● **EXERCISE DETAILS**: Restate every record word for word, without the pictures.

★ ★ ★ ★ ★

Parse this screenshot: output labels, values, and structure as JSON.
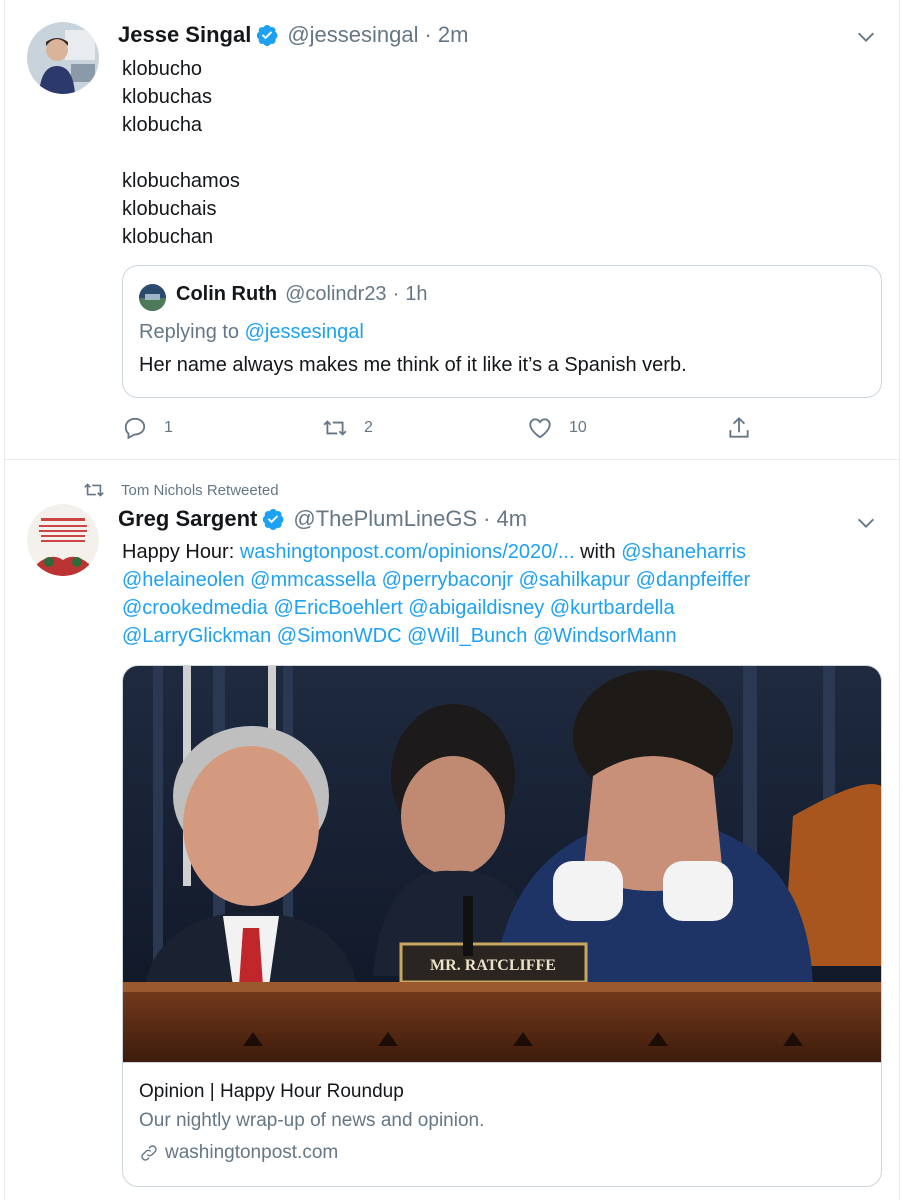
{
  "tweet1": {
    "name": "Jesse Singal",
    "handle": "@jessesingal",
    "time": "2m",
    "lines": [
      "klobucho",
      "klobuchas",
      "klobucha",
      "",
      "klobuchamos",
      "klobuchais",
      "klobuchan"
    ],
    "quote": {
      "name": "Colin Ruth",
      "handle": "@colindr23",
      "time": "1h",
      "replying_prefix": "Replying to ",
      "replying_to": "@jessesingal",
      "text": "Her name always makes me think of it like it’s a Spanish verb."
    },
    "actions": {
      "replies": "1",
      "retweets": "2",
      "likes": "10"
    }
  },
  "retweet_label": "Tom Nichols Retweeted",
  "tweet2": {
    "name": "Greg Sargent",
    "handle": "@ThePlumLineGS",
    "time": "4m",
    "text": {
      "prefix": "Happy Hour: ",
      "url": "washingtonpost.com/opinions/2020/...",
      "with": " with ",
      "mention1": "@shaneharris",
      "line2": "@helaineolen @mmcassella @perrybaconjr @sahilkapur @danpfeiffer",
      "line3": "@crookedmedia @EricBoehlert @abigaildisney @kurtbardella",
      "line4": "@LarryGlickman @SimonWDC @Will_Bunch @WindsorMann"
    },
    "card": {
      "nameplate": "MR. RATCLIFFE",
      "title": "Opinion | Happy Hour Roundup",
      "description": "Our nightly wrap-up of news and opinion.",
      "domain": "washingtonpost.com"
    }
  },
  "colors": {
    "link": "#1da1f2",
    "secondary_text": "#657786",
    "border": "#e6ecf0",
    "verified": "#1da1f2"
  },
  "icons": [
    "verified-badge-icon",
    "caret-down-icon",
    "reply-icon",
    "retweet-icon",
    "like-icon",
    "share-icon",
    "link-icon"
  ]
}
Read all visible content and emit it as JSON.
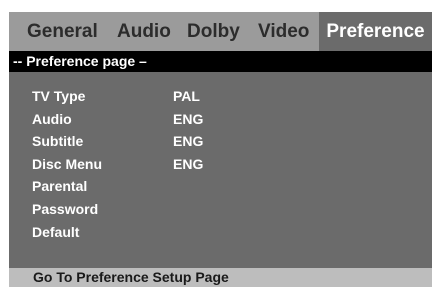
{
  "tabs": [
    {
      "label": "General"
    },
    {
      "label": "Audio"
    },
    {
      "label": "Dolby"
    },
    {
      "label": "Video"
    },
    {
      "label": "Preference",
      "active": true
    }
  ],
  "header": {
    "title": "-- Preference page –"
  },
  "settings": [
    {
      "label": "TV Type",
      "value": "PAL"
    },
    {
      "label": "Audio",
      "value": "ENG"
    },
    {
      "label": "Subtitle",
      "value": "ENG"
    },
    {
      "label": "Disc Menu",
      "value": "ENG"
    },
    {
      "label": "Parental",
      "value": ""
    },
    {
      "label": "Password",
      "value": ""
    },
    {
      "label": "Default",
      "value": ""
    }
  ],
  "footer": {
    "status": "Go To Preference Setup Page"
  },
  "colors": {
    "tab_bar": "#9b9b9b",
    "panel": "#6b6b6b",
    "header": "#000000",
    "footer": "#bdbdbd",
    "active_text": "#ffffff"
  }
}
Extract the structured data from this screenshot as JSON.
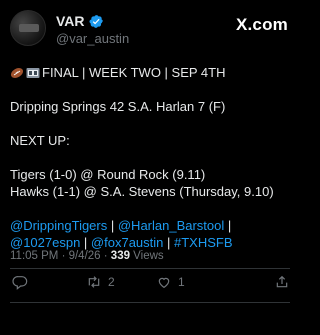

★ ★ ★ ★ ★

● **ANSWER BELOW**:
Parse this screenshot: output labels, values, and structure as JSON.
{
  "tweet1": {
    "name": "Jesse Singal",
    "handle": "@jessesingal",
    "time": "2m",
    "lines": [
      "klobucho",
      "klobuchas",
      "klobucha",
      "",
      "klobuchamos",
      "klobuchais",
      "klobuchan"
    ],
    "quote": {
      "name": "Colin Ruth",
      "handle": "@colindr23",
      "time": "1h",
      "replying_prefix": "Replying to ",
      "replying_to": "@jessesingal",
      "text": "Her name always makes me think of it like it’s a Spanish verb."
    },
    "actions": {
      "replies": "1",
      "retweets": "2",
      "likes": "10"
    }
  },
  "retweet_label": "Tom Nichols Retweeted",
  "tweet2": {
    "name": "Greg Sargent",
    "handle": "@ThePlumLineGS",
    "time": "4m",
    "text": {
      "prefix": "Happy Hour: ",
      "url": "washingtonpost.com/opinions/2020/...",
      "with": " with ",
      "mention1": "@shaneharris",
      "line2": "@helaineolen @mmcassella @perrybaconjr @sahilkapur @danpfeiffer",
      "line3": "@crookedmedia @EricBoehlert @abigaildisney @kurtbardella",
      "line4": "@LarryGlickman @SimonWDC @Will_Bunch @WindsorMann"
    },
    "card": {
      "nameplate": "MR. RATCLIFFE",
      "title": "Opinion | Happy Hour Roundup",
      "description": "Our nightly wrap-up of news and opinion.",
      "domain": "washingtonpost.com"
    }
  },
  "colors": {
    "link": "#1da1f2",
    "secondary_text": "#657786",
    "border": "#e6ecf0",
    "verified": "#1da1f2"
  },
  "icons": [
    "verified-badge-icon",
    "caret-down-icon",
    "reply-icon",
    "retweet-icon",
    "like-icon",
    "share-icon",
    "link-icon"
  ]
}
Read all visible content and emit it as JSON.
{
  "tabs": [
    {
      "label": "General"
    },
    {
      "label": "Audio"
    },
    {
      "label": "Dolby"
    },
    {
      "label": "Video"
    },
    {
      "label": "Preference",
      "active": true
    }
  ],
  "header": {
    "title": "-- Preference page –"
  },
  "settings": [
    {
      "label": "TV Type",
      "value": "PAL"
    },
    {
      "label": "Audio",
      "value": "ENG"
    },
    {
      "label": "Subtitle",
      "value": "ENG"
    },
    {
      "label": "Disc Menu",
      "value": "ENG"
    },
    {
      "label": "Parental",
      "value": ""
    },
    {
      "label": "Password",
      "value": ""
    },
    {
      "label": "Default",
      "value": ""
    }
  ],
  "footer": {
    "status": "Go To Preference Setup Page"
  },
  "colors": {
    "tab_bar": "#9b9b9b",
    "panel": "#6b6b6b",
    "header": "#000000",
    "footer": "#bdbdbd",
    "active_text": "#ffffff"
  }
}
Extract the structured data from this screenshot as JSON.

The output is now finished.